How do outstanding senior government executives make tough decisions? Recent exploratory research suggests that these leaders need to be “ambidextrous,” meaning skilled at gathering input and conducting thorough analysis of complex decisions, while at the same time willing to make tough and courageous decisions. Moreover, these executives also appear to have a “bias for action,” meaning leaning towards decisiveness in decision-making even at the risk of not having enough information.
These findings come from a recent Harvard Kennedy School Working Paper, “‘I Won’t Back Down?': Complexity and Courage in U.S. Federal Executive Decision-Making” by Steven Kelman, Ronald Sanders, Gayatri Pandit and Sarah Taylor.

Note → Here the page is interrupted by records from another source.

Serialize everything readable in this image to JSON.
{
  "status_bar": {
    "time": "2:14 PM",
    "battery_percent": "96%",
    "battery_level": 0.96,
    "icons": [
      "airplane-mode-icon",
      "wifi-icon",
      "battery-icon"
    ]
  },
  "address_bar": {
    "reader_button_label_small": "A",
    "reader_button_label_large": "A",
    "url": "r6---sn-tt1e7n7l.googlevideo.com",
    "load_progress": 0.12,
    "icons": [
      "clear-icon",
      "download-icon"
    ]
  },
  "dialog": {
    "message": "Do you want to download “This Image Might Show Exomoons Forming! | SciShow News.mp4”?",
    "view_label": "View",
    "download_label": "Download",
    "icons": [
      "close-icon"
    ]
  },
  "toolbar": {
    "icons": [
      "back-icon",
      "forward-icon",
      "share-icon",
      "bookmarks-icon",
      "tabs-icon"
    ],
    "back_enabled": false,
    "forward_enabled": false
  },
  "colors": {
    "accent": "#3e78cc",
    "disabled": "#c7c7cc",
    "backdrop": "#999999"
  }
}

To learn more, we’re joined by one of the co-authors, Ronald Sanders, a Vice President at Booz Allen Hamilton. Previously he served for 37 years in the federal government, 20 of which were in senior executive positions, including as Associate Director of National Intelligence.